### TASK OBJECTIVE
Filter the lines below, copying only those with the string "body".

### INPUT DATA
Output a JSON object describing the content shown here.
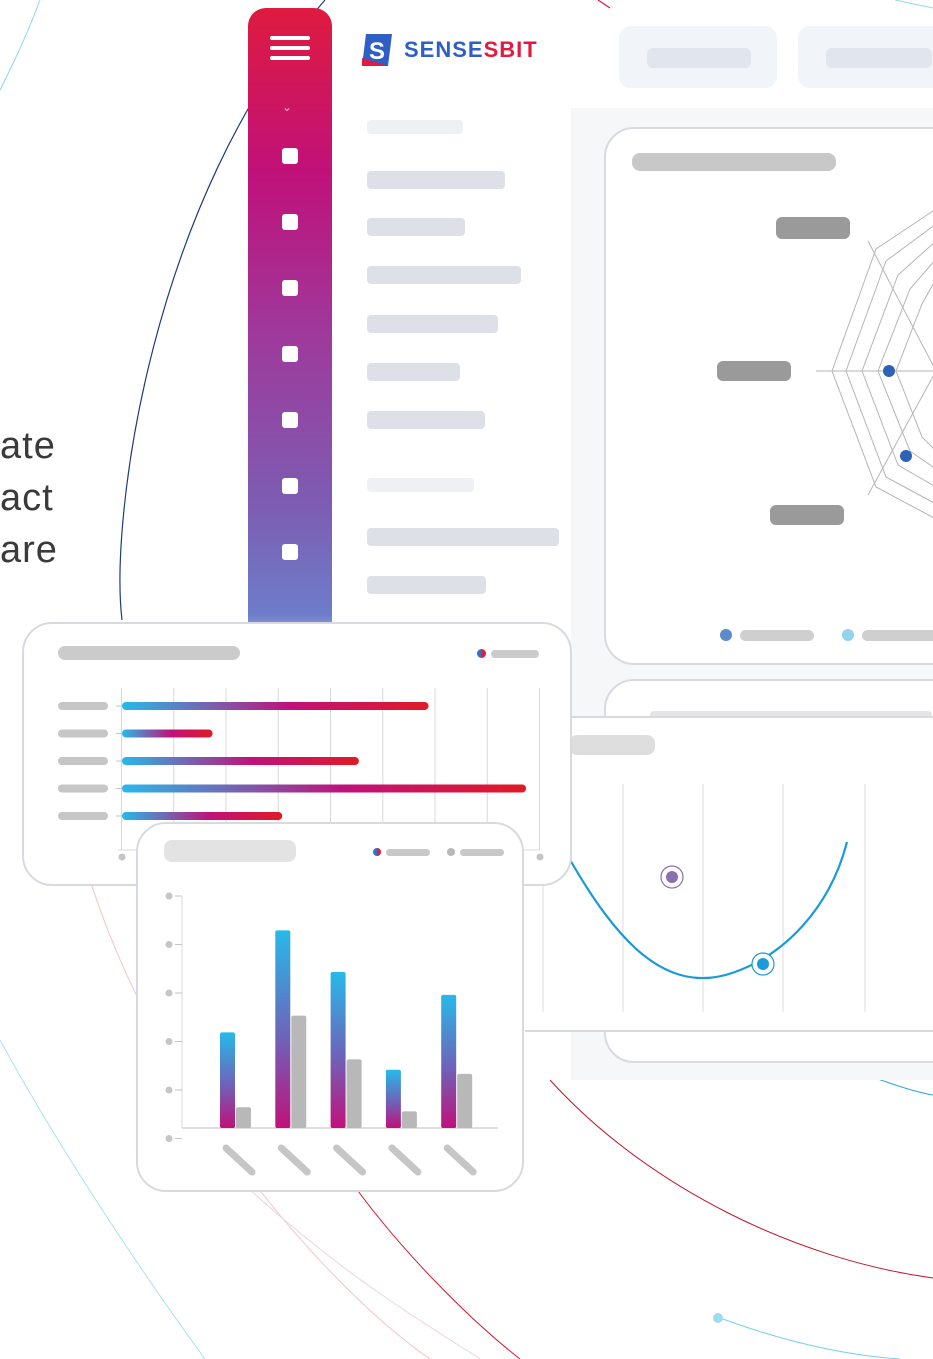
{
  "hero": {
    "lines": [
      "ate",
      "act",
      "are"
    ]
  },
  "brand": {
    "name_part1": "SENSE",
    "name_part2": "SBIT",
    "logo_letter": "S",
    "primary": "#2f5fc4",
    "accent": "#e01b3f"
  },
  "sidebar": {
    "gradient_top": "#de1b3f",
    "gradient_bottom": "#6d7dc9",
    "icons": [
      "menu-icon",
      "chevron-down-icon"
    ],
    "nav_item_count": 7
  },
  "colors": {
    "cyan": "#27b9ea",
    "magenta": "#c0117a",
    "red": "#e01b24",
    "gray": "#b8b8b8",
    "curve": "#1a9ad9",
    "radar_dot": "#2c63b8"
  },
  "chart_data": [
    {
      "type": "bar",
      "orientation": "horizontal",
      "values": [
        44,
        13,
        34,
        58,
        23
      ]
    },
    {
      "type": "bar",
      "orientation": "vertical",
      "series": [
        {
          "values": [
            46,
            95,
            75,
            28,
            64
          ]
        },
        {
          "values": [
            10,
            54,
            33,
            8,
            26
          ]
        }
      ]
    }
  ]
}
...
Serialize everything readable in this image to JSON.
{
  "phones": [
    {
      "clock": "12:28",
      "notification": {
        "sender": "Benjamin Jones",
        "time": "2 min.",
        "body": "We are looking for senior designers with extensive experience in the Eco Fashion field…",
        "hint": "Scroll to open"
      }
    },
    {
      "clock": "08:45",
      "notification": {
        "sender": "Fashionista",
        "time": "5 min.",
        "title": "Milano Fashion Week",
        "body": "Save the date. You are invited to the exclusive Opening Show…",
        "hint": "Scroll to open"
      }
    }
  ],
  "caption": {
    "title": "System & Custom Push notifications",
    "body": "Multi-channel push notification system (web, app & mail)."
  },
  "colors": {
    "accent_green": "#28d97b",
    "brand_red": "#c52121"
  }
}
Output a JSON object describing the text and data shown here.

### ANSWER TO THIS TASK
        "body": "We are looking for senior designers with extensive experience in the Eco Fashion field…",
        "body": "Save the date. You are invited to the exclusive Opening Show…",
    "body": "Multi-channel push notification system (web, app & mail)."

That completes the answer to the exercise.